- **Information**:

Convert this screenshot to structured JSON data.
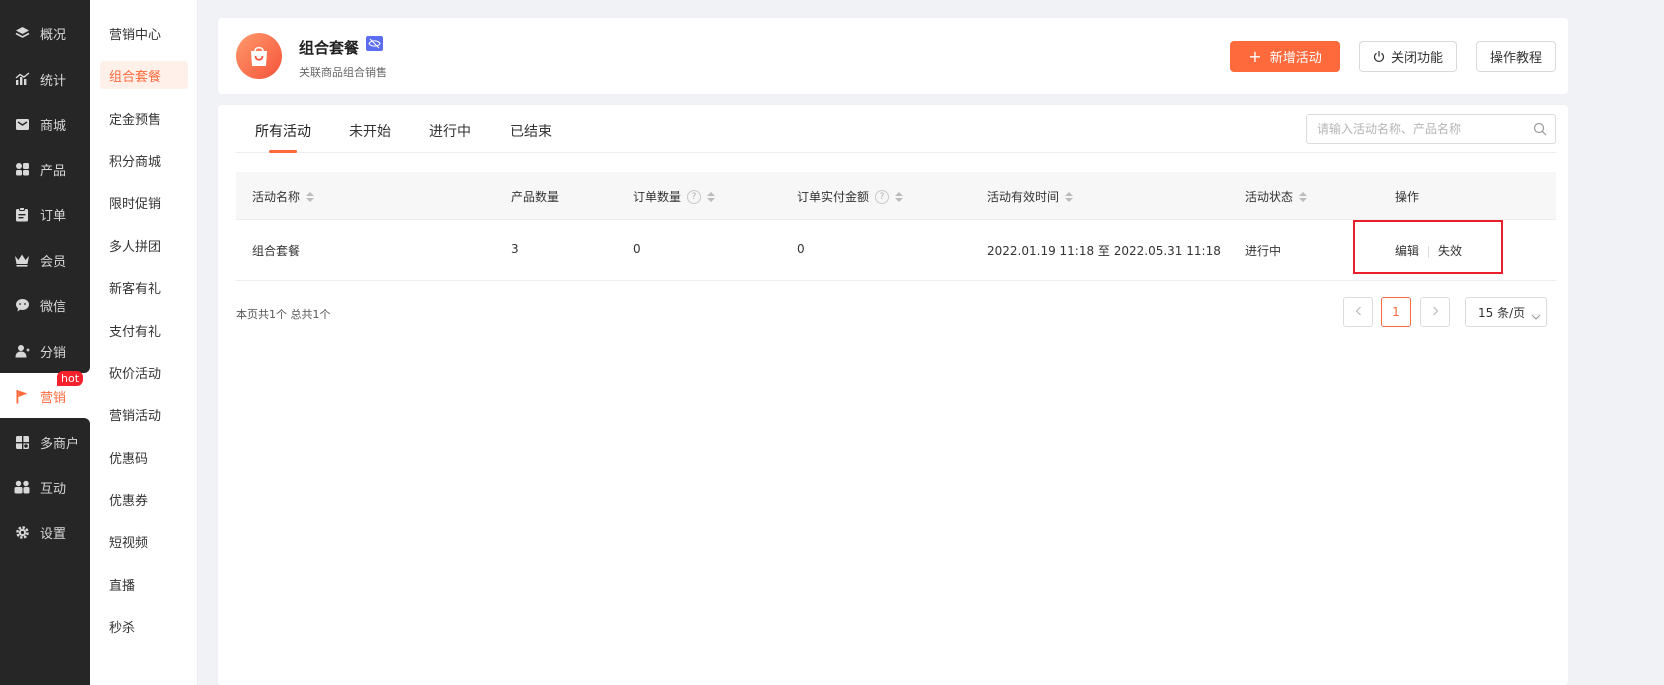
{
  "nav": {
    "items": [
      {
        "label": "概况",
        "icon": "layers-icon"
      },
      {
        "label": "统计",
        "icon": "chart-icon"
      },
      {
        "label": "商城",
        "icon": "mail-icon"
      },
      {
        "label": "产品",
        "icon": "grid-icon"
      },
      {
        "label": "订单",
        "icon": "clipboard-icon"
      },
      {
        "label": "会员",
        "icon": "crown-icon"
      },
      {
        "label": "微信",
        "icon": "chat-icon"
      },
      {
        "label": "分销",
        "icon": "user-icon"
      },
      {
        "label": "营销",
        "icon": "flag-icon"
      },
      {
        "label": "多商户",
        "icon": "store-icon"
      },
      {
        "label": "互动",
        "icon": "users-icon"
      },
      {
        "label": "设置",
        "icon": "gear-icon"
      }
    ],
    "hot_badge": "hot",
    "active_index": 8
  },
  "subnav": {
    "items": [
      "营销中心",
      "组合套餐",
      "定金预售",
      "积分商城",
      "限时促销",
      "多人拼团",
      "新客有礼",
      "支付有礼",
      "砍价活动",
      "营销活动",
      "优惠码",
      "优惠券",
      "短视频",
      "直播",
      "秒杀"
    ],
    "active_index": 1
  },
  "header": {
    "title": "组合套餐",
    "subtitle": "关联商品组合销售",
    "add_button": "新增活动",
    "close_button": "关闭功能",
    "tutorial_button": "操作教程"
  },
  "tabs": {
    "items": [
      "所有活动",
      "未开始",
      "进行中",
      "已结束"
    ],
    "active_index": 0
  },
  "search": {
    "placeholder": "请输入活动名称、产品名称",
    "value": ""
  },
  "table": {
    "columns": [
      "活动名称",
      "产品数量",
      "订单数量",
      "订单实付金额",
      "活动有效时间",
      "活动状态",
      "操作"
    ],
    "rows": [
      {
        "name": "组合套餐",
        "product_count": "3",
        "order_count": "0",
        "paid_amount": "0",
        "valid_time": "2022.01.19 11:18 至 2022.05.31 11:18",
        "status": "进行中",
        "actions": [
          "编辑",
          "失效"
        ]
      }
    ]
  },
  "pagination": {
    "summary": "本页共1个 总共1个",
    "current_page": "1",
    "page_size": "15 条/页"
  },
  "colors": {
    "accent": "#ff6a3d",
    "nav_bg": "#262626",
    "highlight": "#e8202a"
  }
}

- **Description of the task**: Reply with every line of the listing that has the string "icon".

- **Answer to the exercise**:
        "icon": "layers-icon"
        "icon": "chart-icon"
        "icon": "mail-icon"
        "icon": "grid-icon"
        "icon": "clipboard-icon"
        "icon": "crown-icon"
        "icon": "chat-icon"
        "icon": "user-icon"
        "icon": "flag-icon"
        "icon": "store-icon"
        "icon": "users-icon"
        "icon": "gear-icon"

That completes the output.